Projects on hold

‘The public channel of monetary policy’ with Andrea Alati and Silvana Tenreyro

‘Old dogs and new tricks: workforce aging and the global slowdown in TFP’ with Gee Hee Hong

Work for the Resolution Foundation

'The Effect of Automatic Stabilisers on UK Business Cycles' (with Marco Graziano and James Smith)

Other Bank Underground

Does domestic uncertainty really matter for the economy?

Voting with their wallets? Consumer expectations after the EU referendum

Older working papers and published policy work

Independent Commission on Banking: Final Report

Independent Commission on Banking: Interim Report
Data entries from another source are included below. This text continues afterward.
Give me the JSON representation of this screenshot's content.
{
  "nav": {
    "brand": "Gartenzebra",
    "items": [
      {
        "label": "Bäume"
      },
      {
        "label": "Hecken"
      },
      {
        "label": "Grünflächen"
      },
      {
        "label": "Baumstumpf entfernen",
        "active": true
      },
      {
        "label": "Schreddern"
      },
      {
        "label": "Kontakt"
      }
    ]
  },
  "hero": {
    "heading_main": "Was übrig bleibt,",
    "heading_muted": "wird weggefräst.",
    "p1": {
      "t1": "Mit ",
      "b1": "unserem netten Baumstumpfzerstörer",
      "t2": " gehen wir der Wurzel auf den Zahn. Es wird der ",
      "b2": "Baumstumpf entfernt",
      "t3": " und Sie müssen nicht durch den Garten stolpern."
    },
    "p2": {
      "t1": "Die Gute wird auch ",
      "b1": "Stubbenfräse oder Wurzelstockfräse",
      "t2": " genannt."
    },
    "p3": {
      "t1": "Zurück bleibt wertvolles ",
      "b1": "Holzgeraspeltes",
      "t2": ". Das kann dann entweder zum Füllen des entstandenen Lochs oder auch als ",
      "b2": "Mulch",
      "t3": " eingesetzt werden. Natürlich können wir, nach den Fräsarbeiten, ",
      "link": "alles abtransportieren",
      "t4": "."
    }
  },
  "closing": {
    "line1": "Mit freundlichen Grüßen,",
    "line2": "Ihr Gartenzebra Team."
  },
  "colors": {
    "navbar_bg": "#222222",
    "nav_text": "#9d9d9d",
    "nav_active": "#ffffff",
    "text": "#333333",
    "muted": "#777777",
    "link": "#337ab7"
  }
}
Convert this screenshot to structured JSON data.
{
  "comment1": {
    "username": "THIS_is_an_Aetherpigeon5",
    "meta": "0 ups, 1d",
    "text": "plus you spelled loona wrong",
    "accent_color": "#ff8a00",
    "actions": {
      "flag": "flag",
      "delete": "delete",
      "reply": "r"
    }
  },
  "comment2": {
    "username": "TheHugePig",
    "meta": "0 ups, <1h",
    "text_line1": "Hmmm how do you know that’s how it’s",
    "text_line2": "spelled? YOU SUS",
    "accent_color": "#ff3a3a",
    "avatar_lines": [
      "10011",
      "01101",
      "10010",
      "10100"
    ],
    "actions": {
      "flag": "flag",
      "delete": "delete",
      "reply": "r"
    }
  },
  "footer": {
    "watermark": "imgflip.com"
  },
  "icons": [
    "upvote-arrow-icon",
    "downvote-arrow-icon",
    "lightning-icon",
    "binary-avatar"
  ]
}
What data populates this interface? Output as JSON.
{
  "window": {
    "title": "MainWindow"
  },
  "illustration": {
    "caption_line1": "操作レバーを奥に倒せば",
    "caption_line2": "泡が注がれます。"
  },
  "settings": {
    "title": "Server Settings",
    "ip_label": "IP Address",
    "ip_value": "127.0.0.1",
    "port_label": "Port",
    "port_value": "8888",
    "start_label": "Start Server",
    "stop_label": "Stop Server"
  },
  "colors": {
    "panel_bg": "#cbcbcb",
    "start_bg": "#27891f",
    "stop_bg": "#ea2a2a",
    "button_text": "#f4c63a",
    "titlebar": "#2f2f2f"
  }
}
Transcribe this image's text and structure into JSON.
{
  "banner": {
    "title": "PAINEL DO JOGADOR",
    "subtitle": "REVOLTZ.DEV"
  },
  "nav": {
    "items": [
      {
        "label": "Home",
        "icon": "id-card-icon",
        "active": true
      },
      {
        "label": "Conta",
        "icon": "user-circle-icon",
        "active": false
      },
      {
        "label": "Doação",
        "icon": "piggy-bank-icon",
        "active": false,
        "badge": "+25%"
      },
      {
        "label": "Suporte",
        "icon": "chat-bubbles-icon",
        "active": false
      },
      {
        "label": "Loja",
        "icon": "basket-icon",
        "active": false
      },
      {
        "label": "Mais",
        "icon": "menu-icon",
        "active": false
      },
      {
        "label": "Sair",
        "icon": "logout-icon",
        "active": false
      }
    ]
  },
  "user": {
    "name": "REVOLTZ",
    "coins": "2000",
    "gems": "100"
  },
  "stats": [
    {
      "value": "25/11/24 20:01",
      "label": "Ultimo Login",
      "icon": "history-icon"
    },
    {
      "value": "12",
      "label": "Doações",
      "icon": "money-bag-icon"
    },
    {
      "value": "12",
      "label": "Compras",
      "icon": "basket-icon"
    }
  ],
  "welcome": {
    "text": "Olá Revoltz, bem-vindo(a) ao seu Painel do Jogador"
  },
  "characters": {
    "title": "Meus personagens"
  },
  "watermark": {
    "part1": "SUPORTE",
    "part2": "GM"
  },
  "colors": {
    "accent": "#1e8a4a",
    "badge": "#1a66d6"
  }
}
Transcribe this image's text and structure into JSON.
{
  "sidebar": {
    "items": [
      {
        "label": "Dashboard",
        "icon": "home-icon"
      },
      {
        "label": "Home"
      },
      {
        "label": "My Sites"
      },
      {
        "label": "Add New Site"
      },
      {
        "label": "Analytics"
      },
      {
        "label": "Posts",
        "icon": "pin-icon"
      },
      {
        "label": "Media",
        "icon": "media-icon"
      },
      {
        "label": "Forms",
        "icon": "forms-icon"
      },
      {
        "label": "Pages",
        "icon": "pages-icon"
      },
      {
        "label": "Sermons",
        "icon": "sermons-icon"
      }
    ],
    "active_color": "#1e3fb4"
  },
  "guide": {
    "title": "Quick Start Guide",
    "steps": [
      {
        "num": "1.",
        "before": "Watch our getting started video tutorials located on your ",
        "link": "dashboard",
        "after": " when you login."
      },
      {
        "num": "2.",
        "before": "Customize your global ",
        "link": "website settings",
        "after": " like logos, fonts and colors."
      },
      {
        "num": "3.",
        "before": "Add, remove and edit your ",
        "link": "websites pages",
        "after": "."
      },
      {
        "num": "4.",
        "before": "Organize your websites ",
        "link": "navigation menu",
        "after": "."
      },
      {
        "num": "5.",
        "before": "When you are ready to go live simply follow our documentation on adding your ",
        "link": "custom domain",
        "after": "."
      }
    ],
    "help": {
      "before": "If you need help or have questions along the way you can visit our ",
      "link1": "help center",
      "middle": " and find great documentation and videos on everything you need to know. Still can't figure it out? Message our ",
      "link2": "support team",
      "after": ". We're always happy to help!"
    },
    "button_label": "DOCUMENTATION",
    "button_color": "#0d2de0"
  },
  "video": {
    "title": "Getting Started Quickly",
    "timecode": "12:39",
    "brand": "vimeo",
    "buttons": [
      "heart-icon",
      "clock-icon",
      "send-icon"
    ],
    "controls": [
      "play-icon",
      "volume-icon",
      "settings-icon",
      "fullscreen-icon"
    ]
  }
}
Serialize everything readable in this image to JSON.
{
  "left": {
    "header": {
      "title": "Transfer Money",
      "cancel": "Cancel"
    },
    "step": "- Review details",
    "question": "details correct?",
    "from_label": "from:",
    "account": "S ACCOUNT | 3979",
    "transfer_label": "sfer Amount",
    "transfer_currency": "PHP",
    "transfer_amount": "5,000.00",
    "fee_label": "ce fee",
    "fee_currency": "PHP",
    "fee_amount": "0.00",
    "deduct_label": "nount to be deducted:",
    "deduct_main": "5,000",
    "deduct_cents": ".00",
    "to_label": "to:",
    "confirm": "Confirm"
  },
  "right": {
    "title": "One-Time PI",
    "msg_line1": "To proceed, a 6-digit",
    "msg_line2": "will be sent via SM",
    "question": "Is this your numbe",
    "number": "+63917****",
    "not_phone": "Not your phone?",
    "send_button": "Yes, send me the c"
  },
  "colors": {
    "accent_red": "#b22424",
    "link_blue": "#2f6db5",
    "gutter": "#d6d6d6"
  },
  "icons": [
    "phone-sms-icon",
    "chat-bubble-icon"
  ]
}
‘The future of international capital flows’ (2011), (with Will Speller and Michelle Wright), Bank of England FS paper no. 12, featured in VoxEU and Gillian Tett’s FT column

‘Efficient frameworks for sovereign borrowing’ (2008), (with Gregor Irwin), Bank of England working paper no. 343

‘Optimal emerging-market fiscal policy when trend output growth is unobserved’ (2006), Bank of England working paper no. 308

‘Fiscal rules for debt sustainability in emerging markets – the impact of volatility and default risk’ (2006), (with Adrian Penalver), Bank of England working paper no. 307

‘Real world mortgages, consumption volatility and the low inflation environment’ (2005), (with Sebastian Barnes), Bank of England working paper no. 273

‘The Measurement of House Prices’ (2003) (with Rob Wood) Bank of England QB, Spring 2003

Teaching and technical assistance

  • In 2020-21 (Semester 2) I will be teaching Monetary Theory and Practice to Nottingham MSc students.

  • Throughout 2020 I have been working on a capacity-building project in applied macroeconomics and public finance with the Kosovo Ministry of Finance, funded by USAID.

  • In May and June 2020 I co-led a series of workshops for central bankers in low- and middle-income countries, working in partnership with the Bank of England’s Centre for Central Banking Studies and DfID. The programme is here. The CCBS will share the materials with other central banks. Please email them at this address if you are interested.

  • In 2018 I delivered technical assistance to the Kosovo Ministry of Finance, in partnership with LuxDev .

  • In 2017 and 2018 I taught part of the PhD field course in International Finance at LSE, focusing on the international phenomenon of very low interest rates.


M.A. Economics, 2000, King’s College, Cambridge

M.Sc Economics, 2001, University College London

PhD Economics, 2015, London School of Economics